    Dismiss Notice
Dismiss Notice
Join Physics Forums Today!
The friendliest, high quality science and math community on the planet! Everyone who loves science is here!

Linear Algebra: Coordinate system corresponding to the basis

  1. Nov 12, 2009 #1
    1. The problem statement, all variables and given/known data
    In the xy-plane, sketch the coordinate system [ a; b] corresponding to the basis
    { (1, 1 ) , (1, -1) } by drawing the lines a = 0, [tex]\pm[/tex]1 and b = 0, [tex]\pm[/tex]1. What point in the xy-plan corresponds to a = 1, b = 2?


    2. Relevant equations
    Not sure of any in this case


    3. The attempt at a solution
    I just stared at this Q in total blank.
    After couple minutes, I tried to place the a and b coordinates like they were x and y coordinates respectively, and then line them up according to which one was a = 0, a = 1. Once again, had no clue what I was doing.

    Had a look at the answer provided, and it looked like the attached provided. Tried to make heads and tails of it but doesn't really make much sense to me..

    Any assistance would be greatly appreciated! =D
     

    Attached Files:

  2. jcsd
  3. Nov 12, 2009 #2
    A basis a linear combination of vectors which are linearly independent (meaning if you have n of them, you cannot add/subtract n-1 of them to get the last one) and which span (can be used to define) a given space. In this case we have R(2) (or E(2), depending on whatever notation you use).

    Normally in R(2) we use the simple I (1,0) and J (0,1) vectors, which are linearly independent, but now we want to use a different system, (a,b) which also "spans" R(2) (dot (1, 1 ) , (1, -1) and it will equal zero). So we can relate these two systems because they span the same space.

    x(1,0)+y(0,1)=a(1,1)+b(1,-1)

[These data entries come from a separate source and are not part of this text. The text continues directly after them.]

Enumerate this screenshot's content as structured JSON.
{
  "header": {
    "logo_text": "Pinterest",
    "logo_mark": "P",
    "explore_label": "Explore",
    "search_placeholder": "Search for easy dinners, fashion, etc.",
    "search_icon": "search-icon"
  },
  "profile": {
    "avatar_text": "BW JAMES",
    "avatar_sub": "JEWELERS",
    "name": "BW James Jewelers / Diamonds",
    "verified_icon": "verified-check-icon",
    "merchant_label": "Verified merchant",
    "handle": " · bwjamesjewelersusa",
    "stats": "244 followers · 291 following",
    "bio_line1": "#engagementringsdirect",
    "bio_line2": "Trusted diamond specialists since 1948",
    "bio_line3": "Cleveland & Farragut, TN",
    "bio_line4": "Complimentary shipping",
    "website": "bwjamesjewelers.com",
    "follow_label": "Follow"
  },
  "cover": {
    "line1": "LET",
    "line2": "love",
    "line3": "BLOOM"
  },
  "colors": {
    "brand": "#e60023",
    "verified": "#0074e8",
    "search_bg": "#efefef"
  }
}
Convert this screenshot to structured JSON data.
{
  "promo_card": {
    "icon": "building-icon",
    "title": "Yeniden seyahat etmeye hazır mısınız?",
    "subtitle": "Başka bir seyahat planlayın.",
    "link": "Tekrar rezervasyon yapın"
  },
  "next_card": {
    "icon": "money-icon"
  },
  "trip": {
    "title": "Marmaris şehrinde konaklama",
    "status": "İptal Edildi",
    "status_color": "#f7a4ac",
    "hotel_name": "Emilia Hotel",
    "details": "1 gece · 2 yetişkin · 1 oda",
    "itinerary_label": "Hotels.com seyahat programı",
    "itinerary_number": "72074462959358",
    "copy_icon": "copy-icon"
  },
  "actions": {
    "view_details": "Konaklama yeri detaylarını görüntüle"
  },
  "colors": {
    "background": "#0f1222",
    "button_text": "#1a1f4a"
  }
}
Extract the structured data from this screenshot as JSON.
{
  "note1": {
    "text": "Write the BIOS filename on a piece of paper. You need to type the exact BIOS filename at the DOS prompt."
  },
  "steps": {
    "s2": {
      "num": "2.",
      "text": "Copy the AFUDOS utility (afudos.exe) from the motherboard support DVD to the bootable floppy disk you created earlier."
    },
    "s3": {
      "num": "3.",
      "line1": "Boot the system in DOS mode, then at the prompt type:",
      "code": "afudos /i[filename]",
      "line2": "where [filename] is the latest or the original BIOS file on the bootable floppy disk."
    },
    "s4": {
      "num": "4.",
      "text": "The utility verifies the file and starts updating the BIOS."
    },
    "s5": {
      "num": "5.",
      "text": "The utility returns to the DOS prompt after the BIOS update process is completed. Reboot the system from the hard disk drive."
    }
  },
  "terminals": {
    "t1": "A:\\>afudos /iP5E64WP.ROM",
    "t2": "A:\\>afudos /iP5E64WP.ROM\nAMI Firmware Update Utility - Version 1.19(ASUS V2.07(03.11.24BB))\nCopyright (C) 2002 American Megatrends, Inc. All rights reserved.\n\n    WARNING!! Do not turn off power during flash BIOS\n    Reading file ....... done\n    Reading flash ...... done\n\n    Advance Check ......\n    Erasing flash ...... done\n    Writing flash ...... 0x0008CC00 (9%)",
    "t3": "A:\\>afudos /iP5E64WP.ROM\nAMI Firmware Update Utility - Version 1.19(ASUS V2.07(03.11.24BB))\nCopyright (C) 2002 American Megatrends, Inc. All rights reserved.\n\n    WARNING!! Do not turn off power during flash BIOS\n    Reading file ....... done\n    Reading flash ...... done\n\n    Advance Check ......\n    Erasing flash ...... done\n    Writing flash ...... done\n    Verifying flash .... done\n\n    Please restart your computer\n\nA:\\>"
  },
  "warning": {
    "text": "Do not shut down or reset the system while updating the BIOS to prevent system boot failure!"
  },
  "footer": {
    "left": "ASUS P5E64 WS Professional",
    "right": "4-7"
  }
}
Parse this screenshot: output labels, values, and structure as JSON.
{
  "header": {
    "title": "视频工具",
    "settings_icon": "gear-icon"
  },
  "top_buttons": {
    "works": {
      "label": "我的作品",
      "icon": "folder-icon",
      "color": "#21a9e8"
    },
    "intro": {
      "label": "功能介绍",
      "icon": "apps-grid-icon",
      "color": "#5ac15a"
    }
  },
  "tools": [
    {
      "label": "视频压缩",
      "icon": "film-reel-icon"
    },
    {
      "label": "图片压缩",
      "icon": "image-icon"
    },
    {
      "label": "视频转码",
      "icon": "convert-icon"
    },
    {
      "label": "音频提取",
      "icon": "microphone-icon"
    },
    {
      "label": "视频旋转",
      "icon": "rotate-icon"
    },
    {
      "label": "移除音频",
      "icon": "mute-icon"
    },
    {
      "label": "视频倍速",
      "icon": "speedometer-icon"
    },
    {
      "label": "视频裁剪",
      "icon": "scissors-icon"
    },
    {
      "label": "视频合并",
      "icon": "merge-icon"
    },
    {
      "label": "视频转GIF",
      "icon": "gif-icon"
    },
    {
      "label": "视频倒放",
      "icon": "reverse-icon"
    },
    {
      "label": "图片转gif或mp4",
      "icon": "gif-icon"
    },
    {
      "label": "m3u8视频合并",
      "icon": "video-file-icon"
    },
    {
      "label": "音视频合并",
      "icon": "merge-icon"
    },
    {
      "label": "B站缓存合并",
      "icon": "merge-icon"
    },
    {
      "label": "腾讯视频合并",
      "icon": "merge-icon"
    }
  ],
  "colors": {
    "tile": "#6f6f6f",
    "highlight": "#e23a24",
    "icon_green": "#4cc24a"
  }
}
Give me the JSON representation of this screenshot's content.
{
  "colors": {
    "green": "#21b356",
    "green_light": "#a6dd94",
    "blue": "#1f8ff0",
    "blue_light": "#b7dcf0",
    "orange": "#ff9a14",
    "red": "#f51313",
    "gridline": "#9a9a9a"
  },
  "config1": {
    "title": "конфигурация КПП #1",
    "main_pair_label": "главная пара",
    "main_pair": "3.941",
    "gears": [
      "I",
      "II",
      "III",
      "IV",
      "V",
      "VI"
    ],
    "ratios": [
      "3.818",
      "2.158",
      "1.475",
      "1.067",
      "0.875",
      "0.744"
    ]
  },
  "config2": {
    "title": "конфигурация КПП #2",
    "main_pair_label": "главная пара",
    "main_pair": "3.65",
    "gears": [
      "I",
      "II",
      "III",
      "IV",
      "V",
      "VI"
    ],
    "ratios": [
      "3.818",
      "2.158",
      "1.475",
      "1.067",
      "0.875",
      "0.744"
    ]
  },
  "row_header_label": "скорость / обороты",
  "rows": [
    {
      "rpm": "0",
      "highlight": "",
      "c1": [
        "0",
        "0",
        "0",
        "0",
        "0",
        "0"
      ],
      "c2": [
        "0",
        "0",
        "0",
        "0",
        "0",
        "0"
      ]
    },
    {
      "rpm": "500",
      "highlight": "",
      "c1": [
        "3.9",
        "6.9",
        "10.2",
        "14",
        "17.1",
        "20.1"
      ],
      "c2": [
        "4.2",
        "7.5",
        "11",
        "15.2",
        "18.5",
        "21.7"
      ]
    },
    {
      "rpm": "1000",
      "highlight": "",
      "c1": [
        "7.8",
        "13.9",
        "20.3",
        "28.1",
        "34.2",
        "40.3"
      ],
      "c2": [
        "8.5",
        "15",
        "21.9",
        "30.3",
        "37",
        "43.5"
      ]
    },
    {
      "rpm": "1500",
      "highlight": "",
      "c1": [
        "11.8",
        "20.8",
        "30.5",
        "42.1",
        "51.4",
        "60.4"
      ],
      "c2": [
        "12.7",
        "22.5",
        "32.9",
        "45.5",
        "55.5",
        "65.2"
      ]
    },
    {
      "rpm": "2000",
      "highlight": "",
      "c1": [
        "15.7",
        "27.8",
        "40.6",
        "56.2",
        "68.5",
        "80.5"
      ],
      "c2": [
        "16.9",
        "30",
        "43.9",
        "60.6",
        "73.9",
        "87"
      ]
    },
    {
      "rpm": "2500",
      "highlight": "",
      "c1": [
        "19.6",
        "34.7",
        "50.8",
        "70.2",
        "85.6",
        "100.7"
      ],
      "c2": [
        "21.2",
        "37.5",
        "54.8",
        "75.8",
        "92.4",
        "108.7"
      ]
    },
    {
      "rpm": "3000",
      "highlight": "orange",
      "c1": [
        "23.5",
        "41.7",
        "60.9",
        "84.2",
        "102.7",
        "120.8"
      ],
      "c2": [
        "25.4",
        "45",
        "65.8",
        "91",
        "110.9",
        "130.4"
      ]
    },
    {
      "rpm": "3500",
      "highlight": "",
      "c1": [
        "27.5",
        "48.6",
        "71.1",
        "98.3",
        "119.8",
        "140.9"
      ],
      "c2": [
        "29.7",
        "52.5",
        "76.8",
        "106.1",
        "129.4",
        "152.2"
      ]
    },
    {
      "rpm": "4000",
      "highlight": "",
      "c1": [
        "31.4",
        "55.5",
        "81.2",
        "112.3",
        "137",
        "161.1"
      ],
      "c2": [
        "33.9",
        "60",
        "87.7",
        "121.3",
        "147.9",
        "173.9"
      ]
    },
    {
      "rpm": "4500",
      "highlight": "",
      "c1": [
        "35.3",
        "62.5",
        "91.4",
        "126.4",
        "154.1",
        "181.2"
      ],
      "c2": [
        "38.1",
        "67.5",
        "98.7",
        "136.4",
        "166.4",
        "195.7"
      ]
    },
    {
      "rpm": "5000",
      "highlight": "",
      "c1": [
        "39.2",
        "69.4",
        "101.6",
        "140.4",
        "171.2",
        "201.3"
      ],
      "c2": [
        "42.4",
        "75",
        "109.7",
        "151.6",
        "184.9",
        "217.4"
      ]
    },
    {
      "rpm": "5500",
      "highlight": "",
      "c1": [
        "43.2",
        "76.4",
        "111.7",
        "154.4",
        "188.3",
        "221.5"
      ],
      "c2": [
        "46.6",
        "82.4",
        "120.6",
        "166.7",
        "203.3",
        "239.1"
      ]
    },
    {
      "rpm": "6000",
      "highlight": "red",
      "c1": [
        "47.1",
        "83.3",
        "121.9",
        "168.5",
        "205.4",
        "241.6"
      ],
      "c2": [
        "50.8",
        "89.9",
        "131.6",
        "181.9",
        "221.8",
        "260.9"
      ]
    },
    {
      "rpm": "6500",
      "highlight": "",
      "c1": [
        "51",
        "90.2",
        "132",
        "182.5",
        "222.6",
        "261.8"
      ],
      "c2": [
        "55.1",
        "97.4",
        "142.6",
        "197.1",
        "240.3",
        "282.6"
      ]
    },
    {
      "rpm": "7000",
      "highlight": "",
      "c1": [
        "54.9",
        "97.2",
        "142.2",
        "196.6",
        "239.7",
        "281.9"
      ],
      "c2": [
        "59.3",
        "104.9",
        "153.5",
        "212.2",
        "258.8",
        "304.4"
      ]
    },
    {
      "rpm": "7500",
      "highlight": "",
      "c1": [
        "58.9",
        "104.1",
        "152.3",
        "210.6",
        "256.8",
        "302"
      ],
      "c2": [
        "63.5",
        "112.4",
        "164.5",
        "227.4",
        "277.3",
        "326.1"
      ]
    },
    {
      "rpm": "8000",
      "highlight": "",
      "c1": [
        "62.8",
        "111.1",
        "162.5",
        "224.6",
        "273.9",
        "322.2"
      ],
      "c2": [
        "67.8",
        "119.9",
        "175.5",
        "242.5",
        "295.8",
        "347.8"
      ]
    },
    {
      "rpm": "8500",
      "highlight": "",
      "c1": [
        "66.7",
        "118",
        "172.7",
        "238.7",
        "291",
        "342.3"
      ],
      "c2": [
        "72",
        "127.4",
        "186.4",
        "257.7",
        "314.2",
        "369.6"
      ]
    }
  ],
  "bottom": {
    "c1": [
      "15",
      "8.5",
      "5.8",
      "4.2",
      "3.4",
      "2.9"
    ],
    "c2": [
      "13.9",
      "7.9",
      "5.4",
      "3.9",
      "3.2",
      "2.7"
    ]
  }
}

    a=1, b=2
    1(1,1)+2(1,-1) = (1+2, 1-2)= (3,-1) = x(1,0)+ y(0,1)

    we can easily see x will be the first part of the vector (3,-1) and y will be the second part, so the (x,y) = (3,-1)

    hope that helped!
     
  4. Nov 13, 2009 #3
    ahh, I see. thanks...that part of the question does make sense now.

    But i'm still unsure of the drawing of the lines...If you have a look at the lines that are drawn in the answer, how did they come to that? I'm thinking of the basis that was given, but from where I stand, it only explains the lines that kinda go y = [tex]\pm[/tex] x since B = { (1,1), (-1,1) }.
    Unless of course, my thinking is not correct.

    Thanks again =)
     
Know someone interested in this topic? Share this thread via Reddit, Google+, Twitter, or Facebook




Similar Discussions: Linear Algebra: Coordinate system corresponding to the basis
Loading...